Day 4 Update. Yes, Day 4. Sorry. (As they say in the UK.) Not much down time here, English Channel Tunnel crossing delayed by 3 hours last night, city of Brussels tonight, absolutely gorgeous place. Almost midnight and bus leaves at 8:30 tomorrow to visit orchards and Carolus Trees north and aest of here. Tryed to update my blog ( but it is in Belgium/Flemish language (or some such thing) in my browser so I can't even figure out how to login (argh!!!), but before dinner I typed a few notes of todays visits in The Nethertlands (.nl). Here they are -- in rough form -- with a few pictures. Stay tuned for more later...JC

voen At the Elenbass cherry orchard in the Netherlands, we observed very healthy and productive 5 ha of cherry orchards on dwarf Gisela rootstocks under Voen rain covers. Grower Johann Elenbaas along with Voen representative Ferdinand Sailer (pictured, left) told how growing cherries is impossible in the humid Dutch climate without covers, and the advantages of Voen, including cost, ease of put-up and take-down, and strength in wind. Johann says Colt rootstock (large trees) are “history” in their orchards because the Gisela rootstocks 5, 6, and 3 are twice as productive.
At Verbeek Nursery we were treated to an introduction of the Nursery during lunch by salesmanager Henk Nooteboom. Verbeek produces 1.5 million mostly apple and pear nursery trees per year. They produce their own rootstocks and finished trees — mostly 2-year-old knip-boom apples — on leased virgin ground only. Promalin and pinching are used to produce very high-quality, feathered trees for the grower. As Henk says “a good quality trees is never too expensive.” verbeek
pear Final stop today was a young pear orchard owned by Van Kessel and managed by Jans van Dyk. This 2nd-leaf orchard is producing an excellent yield as a result of high quality trees supplied by Verbeek Nursery and pruning skills exhibited by Jans. This pear orchard was touted as a “must see” while we were in the Netherlands, and that was no brag — it was a “Uber pear orchard” as one Tour attendee put it!


Day 1 -- IFTA European Study Tour, East Malling Research, East Malling, United Kingdom

On the morning of July 25, 2011, 42 IFTA European Summer Tour attendees arrived via bus at East Malling Reasearch (EMR). Any apple grower worth their salt know this is the home of the legendary semi-dwarf and dwarf apple rootstocks such as Malling (M.) 26 and Malling (M.) 9. EMR has more recently successfully transitioned from a mostly (formula) government and industry funded research station to a combination of government and private industry grants and also a Conference Center. As outlined by Dr. Peter Gregory, recently hired Director of EMR, core research capabilities of the research station include genomics, pest management, post-harvest physiology, and general crop management with "sustainable increased production of horticultural (primarily perennial fruit) crops."

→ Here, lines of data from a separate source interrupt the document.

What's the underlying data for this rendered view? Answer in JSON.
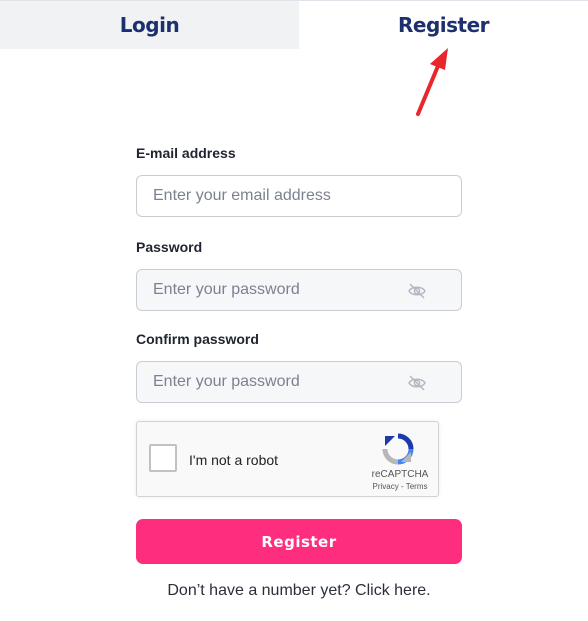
{
  "tabs": {
    "login": "Login",
    "register": "Register"
  },
  "form": {
    "email": {
      "label": "E-mail address",
      "placeholder": "Enter your email address"
    },
    "password": {
      "label": "Password",
      "placeholder": "Enter your password"
    },
    "confirm": {
      "label": "Confirm password",
      "placeholder": "Enter your password"
    }
  },
  "captcha": {
    "label": "I'm not a robot",
    "brand": "reCAPTCHA",
    "privacy": "Privacy",
    "separator": " - ",
    "terms": "Terms"
  },
  "submit_label": "Register",
  "footer_link": "Don’t have a number yet? Click here.",
  "colors": {
    "accent": "#fe2d7e",
    "tab_text": "#1d2f6e",
    "arrow": "#e8262b"
  },
  "icons": {
    "password_toggle": "eye-off-icon",
    "annotation": "red-arrow"
  }
}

Professor Jerry Cross explains the objective or a recently planted and sizeable organic apple orchard on M.9 rootstock at EMR. That is to both provide research opportunity and fruit sales. The latest organic apple crop -- 'Rajka' apples, pictured below -- fetched twice the price of conventional apples on the local UK market.
'Rajka' apples in the young organic apple orchard at EMR.
Dr. Jean Fitzgerald answers a question from Daniel Cormier, Quebec, Canada, about her work with biological pest control including predator/pray interactions and favored predator host plant identification.
Dr. Marke Else displays some equipment used to monitor water content of soil in the 'Concept Pear Orchard' at EMR. An irrigation experiment he is conducting looks to see when the pear trees actually need water to sustain growth vs. regularly scheduled irrigation intervals that do not account for the actual plant need for water. Irrigation research addresses the objective of EMR to find ways to use resources more efficiently and address changing climate.
Graham Caspell, Crops Manager for EMR explains details of the 'Concept Pear Orchard,' which is planted on dwarf quince rootstock with four training systems including double- and single-leader, a slender-spindle, and a 4-leader 'V.' Money to plant the orchard was donated by an industry supplier, however, EMR is now responsible for maintenance but can in-turn sell and profit from the harvest of these 'Conference' pears.
Dr. Dave Simpson, strawberry breeder at EMR shows off some of their just recently released everbearing strawberry selections: 'Serenity' and 'Buddy' strawberries Strawberry breeding focuses on matters of importance -- disease-resistance, flavor and shelf-life, and a ligher color berry -- to UK growers of strawberry. Strawberry is the largest fruit crop value in the Kingdom, and 85% of production is in tunnels.
Advanced strawberry selection from Dr. Dave Simpson's strawberry breeding program at EMR.